From “Flying Bishop” to the Catholic Personal Ordinariate
The Right Reverend Andrew Burnham, bishop of Ebbsfleet, is one of the four English Anglo-Catholic bishops who expressed their intention to leave the Church of England and join the Catholic Church in the Personal Ordinariate that Pope Benedict XVI established in 2009 with the constitution Anglicanorum Coetibus.
Bishop Burnham is one of the so-called “flying bishops”, officially named Personal Episcopal Visitors, whose task is to take care of parishes and individuals who do not accept the ordination of women priests. He is exercising his functions of PEV in the diocese of Canterbury, the same of the Right Reverend Edwin Barnes, bishop emeritus of Richborough, who was also interviewed by ilsussidiario.net.
You have always been a member of the Anglo-Catholic movement. Could you describe the stance of this movement within the Church of England?
For much of the twentieth century, the Anglo-Catholic Group was the largest party in the Church of England. In liturgy and spirituality it was very close to the Catholic Church. In ecclesiology it was more like the Orthodox (no pope and bishops are all equal). Since the beginning of the ARCIC (the Anglican-Roman Catholic International Commission) conversations a generation ago, Anglo-Catholicism has shrunk, Evangelicals have increased. Modern Anglo-Catholics are much more likely to look to Rome and many use the Roman Missal.
What were the decisive factors that led you to decide to enter into full communion with the Catholic Church?
ARCIC has been the method of working towards unity of Anglicans with Catholics and actual contacts between the two have been very fruitful at local levels. The campaign to ordain women priests in the early nineties and now women bishops, together with tensions in the Anglican Communion over gay partnerships, have meant that the two churches are drifting apart. It was because of this that some bishops approached Rome, two of us in April 2008.
What role did the Anglicanorum Coetibus, Pope Benedict XVI’s visit to England, and the beatification of Cardinal Newman play in your decision?
Having approached Rome, we were assured of a listening ear and when Anglicanorum Coetibus came out in November 2009 it was a response to us which we felt we must accept. The Pope’s visit, the beatification of Cardinal Newman, all added to the sense of this being the right time to move into the new Ordinariate structure.
The Anglo-Catholic beliefs coincide almost exactly with those of the Catholic Church. What does following the Pope and the belief in his infallibility add to this?
Papal infallibility is not easy for Anglo-Catholics to understand but there is real progress in understanding what role the ordinary and the extraordinary magisterium play in the Catholic Church.
What situation is the Church of England in now? What facts and experiences make it alive and incisive in the lives of those in England, and what factors risk putting it in crisis?
I think the Church of England is not really in crisis but it is changing fast. It is staffed by more and more unpaid volunteer priests, many of whom are in second careers or retirement. There is less awareness nowadays of the history, doctrine and spiritual traditions of classical Anglicanism. There is a significant rise in Alpha-style Evangelicalism. This adds to the feeling of change.

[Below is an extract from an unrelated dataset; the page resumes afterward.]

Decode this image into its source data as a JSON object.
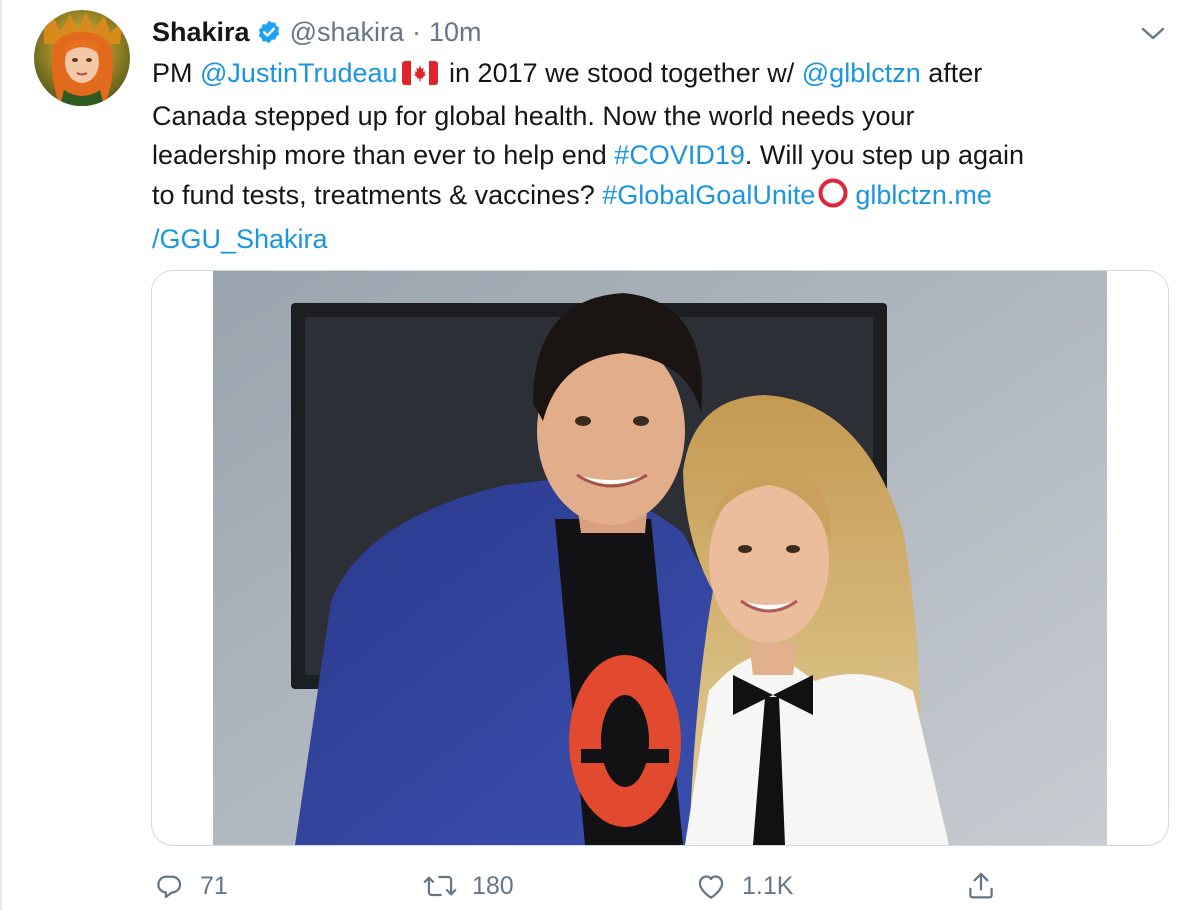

You spoke above of the ordination of women as one of the factor of your decision to leave the Church of England. What makes these ordinations unacceptable also for Anglicans?
Those who do not accept women’s ordination do not do so – as I myself do not – because it is against the teaching of the ancient churches, East and West and those churches have asked Anglicans not to do it. Pope John Paul II said that even the Pope has no authority to make such a change.
In his Choruses from the Rock, T. S. Eliot described the drama of the emptying of the English churches. Up to what point is his reading still accurate today and what are the causes of this situation?
Increasing secularization – as in Italy and throughout Old Europe. The lure of ‘post-modernism’ in place of an over-arching metaphysical narrative. The change in the nature of Sunday. The failure of the churches to judge quickly enough the cultures and needs of communities.
One last question. In the past, belonging to the Church of England was considered a fundamental part of the national identity, with Catholics considered somewhat second class citizens. Do you think that the passage into full communion with the Holy See still causes problems in terms of national identity?
No. Since Cardinal Hume (who, though he had Scottish and French parentage, was thought to be very English), Catholics have become part of the English mainstream. The Queen referred to Hume as ‘my cardinal’. There are tensions about the Established Church falling behind the Catholic Church in communicants though, to be truthful, it has been the influx of devout East European Catholics which has re-invigorated some Catholic parishes.